[Opening DATASET RECORDS section]

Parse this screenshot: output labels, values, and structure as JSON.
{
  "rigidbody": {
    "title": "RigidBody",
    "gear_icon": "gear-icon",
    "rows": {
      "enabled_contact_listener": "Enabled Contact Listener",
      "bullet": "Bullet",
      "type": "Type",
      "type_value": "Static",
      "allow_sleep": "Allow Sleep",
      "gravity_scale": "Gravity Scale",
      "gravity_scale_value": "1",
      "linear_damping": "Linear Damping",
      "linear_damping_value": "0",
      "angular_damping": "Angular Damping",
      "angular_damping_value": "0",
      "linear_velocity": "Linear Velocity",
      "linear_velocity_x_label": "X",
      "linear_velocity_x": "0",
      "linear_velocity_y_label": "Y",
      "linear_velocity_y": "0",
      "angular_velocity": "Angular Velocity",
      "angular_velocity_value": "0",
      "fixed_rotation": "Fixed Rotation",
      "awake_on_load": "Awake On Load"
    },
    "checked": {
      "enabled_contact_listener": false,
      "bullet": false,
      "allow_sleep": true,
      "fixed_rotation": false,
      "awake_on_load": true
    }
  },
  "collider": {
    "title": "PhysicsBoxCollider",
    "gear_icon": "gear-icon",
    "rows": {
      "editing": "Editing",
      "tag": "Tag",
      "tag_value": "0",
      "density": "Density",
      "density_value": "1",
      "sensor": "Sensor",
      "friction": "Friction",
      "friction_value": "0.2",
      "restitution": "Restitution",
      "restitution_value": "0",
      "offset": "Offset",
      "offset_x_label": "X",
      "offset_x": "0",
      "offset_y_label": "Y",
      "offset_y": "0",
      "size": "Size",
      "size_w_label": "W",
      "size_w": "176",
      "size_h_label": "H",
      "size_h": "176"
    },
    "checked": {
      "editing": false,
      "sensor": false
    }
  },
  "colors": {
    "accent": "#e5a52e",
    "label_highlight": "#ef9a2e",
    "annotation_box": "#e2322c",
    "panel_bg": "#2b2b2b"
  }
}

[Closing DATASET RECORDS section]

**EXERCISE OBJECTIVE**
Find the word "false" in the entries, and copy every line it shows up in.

**PROBLEM SOLUTION**
      "enabled_contact_listener": false,
      "bullet": false,
      "fixed_rotation": false,
      "editing": false,
      "sensor": false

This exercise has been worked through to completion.